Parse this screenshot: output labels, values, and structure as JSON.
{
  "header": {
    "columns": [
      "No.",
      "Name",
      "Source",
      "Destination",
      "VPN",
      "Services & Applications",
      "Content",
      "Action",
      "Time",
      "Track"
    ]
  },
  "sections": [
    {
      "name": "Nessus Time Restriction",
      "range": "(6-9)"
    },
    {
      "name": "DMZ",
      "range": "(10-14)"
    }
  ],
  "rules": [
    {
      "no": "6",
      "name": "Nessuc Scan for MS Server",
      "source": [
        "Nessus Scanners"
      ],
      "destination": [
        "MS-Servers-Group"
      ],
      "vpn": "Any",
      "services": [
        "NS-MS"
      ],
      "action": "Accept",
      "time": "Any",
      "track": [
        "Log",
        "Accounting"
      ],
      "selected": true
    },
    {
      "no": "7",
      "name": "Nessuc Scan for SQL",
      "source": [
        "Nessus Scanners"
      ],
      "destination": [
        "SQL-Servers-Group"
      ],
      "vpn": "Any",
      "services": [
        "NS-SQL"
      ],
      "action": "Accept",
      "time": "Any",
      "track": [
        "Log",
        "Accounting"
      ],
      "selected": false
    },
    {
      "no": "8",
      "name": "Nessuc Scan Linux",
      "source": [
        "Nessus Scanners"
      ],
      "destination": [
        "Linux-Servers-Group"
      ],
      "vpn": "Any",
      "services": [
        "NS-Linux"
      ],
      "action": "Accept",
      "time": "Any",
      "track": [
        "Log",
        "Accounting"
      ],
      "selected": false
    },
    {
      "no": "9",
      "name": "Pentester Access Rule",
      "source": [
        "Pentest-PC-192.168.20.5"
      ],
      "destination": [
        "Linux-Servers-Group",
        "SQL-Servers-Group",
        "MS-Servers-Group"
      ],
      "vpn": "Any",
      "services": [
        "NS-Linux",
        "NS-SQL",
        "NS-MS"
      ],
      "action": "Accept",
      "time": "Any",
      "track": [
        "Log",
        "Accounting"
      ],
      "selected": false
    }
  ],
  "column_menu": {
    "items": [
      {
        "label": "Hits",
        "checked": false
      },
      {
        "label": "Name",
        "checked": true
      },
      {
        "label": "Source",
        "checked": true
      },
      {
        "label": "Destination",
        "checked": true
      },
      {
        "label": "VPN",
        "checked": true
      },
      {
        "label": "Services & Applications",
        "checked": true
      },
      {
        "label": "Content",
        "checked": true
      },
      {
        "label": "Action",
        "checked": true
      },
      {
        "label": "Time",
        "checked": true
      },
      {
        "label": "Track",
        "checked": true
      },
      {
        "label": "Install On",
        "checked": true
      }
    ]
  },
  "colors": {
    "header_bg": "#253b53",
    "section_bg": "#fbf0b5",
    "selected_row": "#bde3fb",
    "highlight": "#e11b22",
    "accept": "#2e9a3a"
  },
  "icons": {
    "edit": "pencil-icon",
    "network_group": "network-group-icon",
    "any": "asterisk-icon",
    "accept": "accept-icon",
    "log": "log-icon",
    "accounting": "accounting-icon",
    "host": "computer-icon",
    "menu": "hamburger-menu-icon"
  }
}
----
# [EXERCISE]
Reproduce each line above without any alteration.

# [WRITTEN SOLUTION]
Parse this screenshot: output labels, values, and structure as JSON.
{
  "header": {
    "columns": [
      "No.",
      "Name",
      "Source",
      "Destination",
      "VPN",
      "Services & Applications",
      "Content",
      "Action",
      "Time",
      "Track"
    ]
  },
  "sections": [
    {
      "name": "Nessus Time Restriction",
      "range": "(6-9)"
    },
    {
      "name": "DMZ",
      "range": "(10-14)"
    }
  ],
  "rules": [
    {
      "no": "6",
      "name": "Nessuc Scan for MS Server",
      "source": [
        "Nessus Scanners"
      ],
      "destination": [
        "MS-Servers-Group"
      ],
      "vpn": "Any",
      "services": [
        "NS-MS"
      ],
      "action": "Accept",
      "time": "Any",
      "track": [
        "Log",
        "Accounting"
      ],
      "selected": true
    },
    {
      "no": "7",
      "name": "Nessuc Scan for SQL",
      "source": [
        "Nessus Scanners"
      ],
      "destination": [
        "SQL-Servers-Group"
      ],
      "vpn": "Any",
      "services": [
        "NS-SQL"
      ],
      "action": "Accept",
      "time": "Any",
      "track": [
        "Log",
        "Accounting"
      ],
      "selected": false
    },
    {
      "no": "8",
      "name": "Nessuc Scan Linux",
      "source": [
        "Nessus Scanners"
      ],
      "destination": [
        "Linux-Servers-Group"
      ],
      "vpn": "Any",
      "services": [
        "NS-Linux"
      ],
      "action": "Accept",
      "time": "Any",
      "track": [
        "Log",
        "Accounting"
      ],
      "selected": false
    },
    {
      "no": "9",
      "name": "Pentester Access Rule",
      "source": [
        "Pentest-PC-192.168.20.5"
      ],
      "destination": [
        "Linux-Servers-Group",
        "SQL-Servers-Group",
        "MS-Servers-Group"
      ],
      "vpn": "Any",
      "services": [
        "NS-Linux",
        "NS-SQL",
        "NS-MS"
      ],
      "action": "Accept",
      "time": "Any",
      "track": [
        "Log",
        "Accounting"
      ],
      "selected": false
    }
  ],
  "column_menu": {
    "items": [
      {
        "label": "Hits",
        "checked": false
      },
      {
        "label": "Name",
        "checked": true
      },
      {
        "label": "Source",
        "checked": true
      },
      {
        "label": "Destination",
        "checked": true
      },
      {
        "label": "VPN",
        "checked": true
      },
      {
        "label": "Services & Applications",
        "checked": true
      },
      {
        "label": "Content",
        "checked": true
      },
      {
        "label": "Action",
        "checked": true
      },
      {
        "label": "Time",
        "checked": true
      },
      {
        "label": "Track",
        "checked": true
      },
      {
        "label": "Install On",
        "checked": true
      }
    ]
  },
  "colors": {
    "header_bg": "#253b53",
    "section_bg": "#fbf0b5",
    "selected_row": "#bde3fb",
    "highlight": "#e11b22",
    "accept": "#2e9a3a"
  },
  "icons": {
    "edit": "pencil-icon",
    "network_group": "network-group-icon",
    "any": "asterisk-icon",
    "accept": "accept-icon",
    "log": "log-icon",
    "accounting": "accounting-icon",
    "host": "computer-icon",
    "menu": "hamburger-menu-icon"
  }
}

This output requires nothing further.